                                  I totally have this problem as well.  Management doesn't seem to understand why I can't make alerts from the NMS "black and white" so that the alert tells them (the NOC guys) exactly what to do to fix the problem without any thinking involved.

                                   

                                  I try to use the medical analogy; the NMS is the diagnostic equipment, not the doctor.  The equipment helps gather data but the doctor needs to take that data combine it with their own knowledge and troubleshooting to ultimately make a diagnosis.

                                  • Re: Log Correlation: There Can Be Only One
                                    Mrs. Y.

                                    I actually think it's possible to automate things better. However, the problem with the Big Data guys is that they're looking at it in the wrong way. I think we need to follow an FFT model (fast and frugal tree), similar to what is used in hospitals and by first responders. But some research needs to be done to find the right elements or markers of the FFT. The problem is the probability model we're using. I believe we'd be better served by using models based on smart heuristics. I presented some research on this topic at RSA Security Conference and you can view my slides here: http://www.slideshare.net/chubirka/mash-f41-a-chubirka

                                  • Re: Log Correlation: There Can Be Only One
                                    byrona

                                    This thread actually got me to thinking about the correlation of data between the performance/event monitoring system and the log & event management system which ultimately led to a LEM feature request HERE.

                                    • Re: Log Correlation: There Can Be Only One
                                      matt.matheus

                                      I agree with your comment, and I wonder about why we aren't focusing on developing better methods of identifying important data upon collection, instead of just adding every bit to the ever-growing pile.

                                        • Re: Log Correlation: There Can Be Only One
                                          Mrs. Y.

                                          We can do it in other scientific fields.
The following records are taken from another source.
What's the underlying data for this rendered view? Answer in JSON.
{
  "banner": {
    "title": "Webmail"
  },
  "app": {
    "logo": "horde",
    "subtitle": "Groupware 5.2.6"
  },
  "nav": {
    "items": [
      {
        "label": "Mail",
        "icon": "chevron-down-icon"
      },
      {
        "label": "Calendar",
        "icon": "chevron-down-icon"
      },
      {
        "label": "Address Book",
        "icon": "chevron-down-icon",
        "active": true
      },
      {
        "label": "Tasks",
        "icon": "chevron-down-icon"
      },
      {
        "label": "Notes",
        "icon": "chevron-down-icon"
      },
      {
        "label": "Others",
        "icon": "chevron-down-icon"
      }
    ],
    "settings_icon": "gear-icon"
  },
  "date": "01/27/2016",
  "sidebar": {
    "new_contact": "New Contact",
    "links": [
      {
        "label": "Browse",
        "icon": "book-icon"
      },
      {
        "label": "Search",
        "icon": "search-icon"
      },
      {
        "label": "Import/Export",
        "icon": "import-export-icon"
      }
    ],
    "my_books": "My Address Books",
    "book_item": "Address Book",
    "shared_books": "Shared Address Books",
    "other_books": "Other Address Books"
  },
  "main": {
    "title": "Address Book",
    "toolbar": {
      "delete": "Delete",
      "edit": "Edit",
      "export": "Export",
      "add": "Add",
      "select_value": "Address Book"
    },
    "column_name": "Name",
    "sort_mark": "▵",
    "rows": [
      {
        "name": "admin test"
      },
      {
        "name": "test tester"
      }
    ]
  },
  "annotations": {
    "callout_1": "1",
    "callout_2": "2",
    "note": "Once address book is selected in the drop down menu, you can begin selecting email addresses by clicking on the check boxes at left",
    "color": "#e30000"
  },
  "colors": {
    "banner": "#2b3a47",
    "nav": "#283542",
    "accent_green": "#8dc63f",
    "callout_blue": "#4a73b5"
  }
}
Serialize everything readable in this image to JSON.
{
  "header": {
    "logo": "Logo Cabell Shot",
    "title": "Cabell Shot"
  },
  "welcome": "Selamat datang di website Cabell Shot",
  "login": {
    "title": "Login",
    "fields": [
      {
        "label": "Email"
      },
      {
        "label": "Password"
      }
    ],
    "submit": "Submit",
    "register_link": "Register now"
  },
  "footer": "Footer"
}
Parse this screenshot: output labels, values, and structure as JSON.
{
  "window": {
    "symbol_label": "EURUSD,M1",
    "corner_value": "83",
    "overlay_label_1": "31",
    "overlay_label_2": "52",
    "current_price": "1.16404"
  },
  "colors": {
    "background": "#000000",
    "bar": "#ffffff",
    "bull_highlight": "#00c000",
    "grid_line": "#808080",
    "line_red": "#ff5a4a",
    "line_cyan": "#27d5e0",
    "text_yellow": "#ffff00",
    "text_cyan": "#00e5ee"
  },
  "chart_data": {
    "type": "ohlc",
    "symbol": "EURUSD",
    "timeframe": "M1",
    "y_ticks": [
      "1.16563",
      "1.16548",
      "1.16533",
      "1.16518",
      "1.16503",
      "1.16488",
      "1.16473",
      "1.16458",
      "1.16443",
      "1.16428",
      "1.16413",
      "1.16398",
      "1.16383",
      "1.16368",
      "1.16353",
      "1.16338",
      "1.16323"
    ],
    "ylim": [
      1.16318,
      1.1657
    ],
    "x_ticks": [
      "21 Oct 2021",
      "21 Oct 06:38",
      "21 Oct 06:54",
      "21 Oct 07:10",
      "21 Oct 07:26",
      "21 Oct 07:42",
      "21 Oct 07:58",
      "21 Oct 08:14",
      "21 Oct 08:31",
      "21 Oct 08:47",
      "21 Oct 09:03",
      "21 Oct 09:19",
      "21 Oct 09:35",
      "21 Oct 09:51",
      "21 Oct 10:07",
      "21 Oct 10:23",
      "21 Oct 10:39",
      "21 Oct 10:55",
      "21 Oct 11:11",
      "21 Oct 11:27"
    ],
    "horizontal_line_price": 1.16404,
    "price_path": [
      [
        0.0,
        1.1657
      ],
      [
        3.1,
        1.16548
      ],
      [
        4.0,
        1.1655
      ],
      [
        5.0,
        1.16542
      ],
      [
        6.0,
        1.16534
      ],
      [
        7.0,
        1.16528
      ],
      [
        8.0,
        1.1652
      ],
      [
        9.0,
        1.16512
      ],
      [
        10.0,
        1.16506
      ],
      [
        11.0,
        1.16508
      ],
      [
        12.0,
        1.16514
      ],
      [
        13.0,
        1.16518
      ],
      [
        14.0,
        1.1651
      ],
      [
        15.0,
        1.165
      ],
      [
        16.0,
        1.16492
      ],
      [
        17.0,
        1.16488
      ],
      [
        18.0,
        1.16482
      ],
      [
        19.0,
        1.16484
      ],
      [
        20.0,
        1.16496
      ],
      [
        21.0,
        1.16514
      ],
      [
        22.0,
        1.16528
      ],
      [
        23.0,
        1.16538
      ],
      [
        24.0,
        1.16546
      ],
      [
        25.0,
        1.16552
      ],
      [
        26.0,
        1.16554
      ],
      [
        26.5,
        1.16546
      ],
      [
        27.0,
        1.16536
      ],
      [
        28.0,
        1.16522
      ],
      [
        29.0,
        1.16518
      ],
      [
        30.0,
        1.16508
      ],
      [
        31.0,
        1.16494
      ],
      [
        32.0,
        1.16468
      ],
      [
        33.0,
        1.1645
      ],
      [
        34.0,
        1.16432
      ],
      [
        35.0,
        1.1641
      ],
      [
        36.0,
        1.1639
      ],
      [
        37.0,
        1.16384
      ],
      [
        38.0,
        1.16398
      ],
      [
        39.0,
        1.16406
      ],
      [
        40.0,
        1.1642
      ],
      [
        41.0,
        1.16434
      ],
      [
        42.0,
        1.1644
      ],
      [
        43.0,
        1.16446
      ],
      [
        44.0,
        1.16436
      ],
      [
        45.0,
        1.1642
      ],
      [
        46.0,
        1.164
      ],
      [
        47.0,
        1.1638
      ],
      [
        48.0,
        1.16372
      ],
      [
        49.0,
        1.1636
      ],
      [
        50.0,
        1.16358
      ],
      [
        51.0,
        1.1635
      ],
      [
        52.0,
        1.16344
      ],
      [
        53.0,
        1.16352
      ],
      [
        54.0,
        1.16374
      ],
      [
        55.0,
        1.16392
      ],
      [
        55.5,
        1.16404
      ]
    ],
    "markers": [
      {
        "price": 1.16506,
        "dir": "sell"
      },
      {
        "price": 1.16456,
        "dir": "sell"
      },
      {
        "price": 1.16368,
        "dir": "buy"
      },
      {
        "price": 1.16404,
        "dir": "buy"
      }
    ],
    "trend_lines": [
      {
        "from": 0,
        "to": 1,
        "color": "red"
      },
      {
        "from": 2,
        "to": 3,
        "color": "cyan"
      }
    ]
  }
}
For example, there's something called DNA barcoding: http://boingboing.net/2013/05/15/the-technology-that-links-taxo.html

                                          "The non-fictional tricorder is based on an idea called DNA barcoding, which originated in 2003 with Canadian biologist Paul Hebert. He thought there might be an easy way to quickly identify species using short DNA sequences that are unique to one species or another. If you had a database of these sequences, then all you'd have to do would be to match a sample to a sequence and you'd know what species you were looking at. It's similar to the way we store fingerprints, and then use those to match prints from a crime scene with an individual person."

                                           

                                          If we can thin-slice in species identification and there's a lot more data to work with, why can't we identify markers that would be early indicators of problems?

                                        • Re: Log Correlation: There Can Be Only One
                                          Webbster

                                          I am just starting to get into the security side of the house. At this time we are using a combination of services that Dell is providing to us and Snort software.

                                          • Re: Log Correlation: There Can Be Only One
                                            michael2907

                                            This is probably one of the most interesting analogies to log data I think that I've seen. But it does have truth to it nonetheless.

                                             

                                            And you're right, if you don't spend the time upfront to properly set thresholds you'll soon find yourself in a bad mess when something happens you didn't foresee.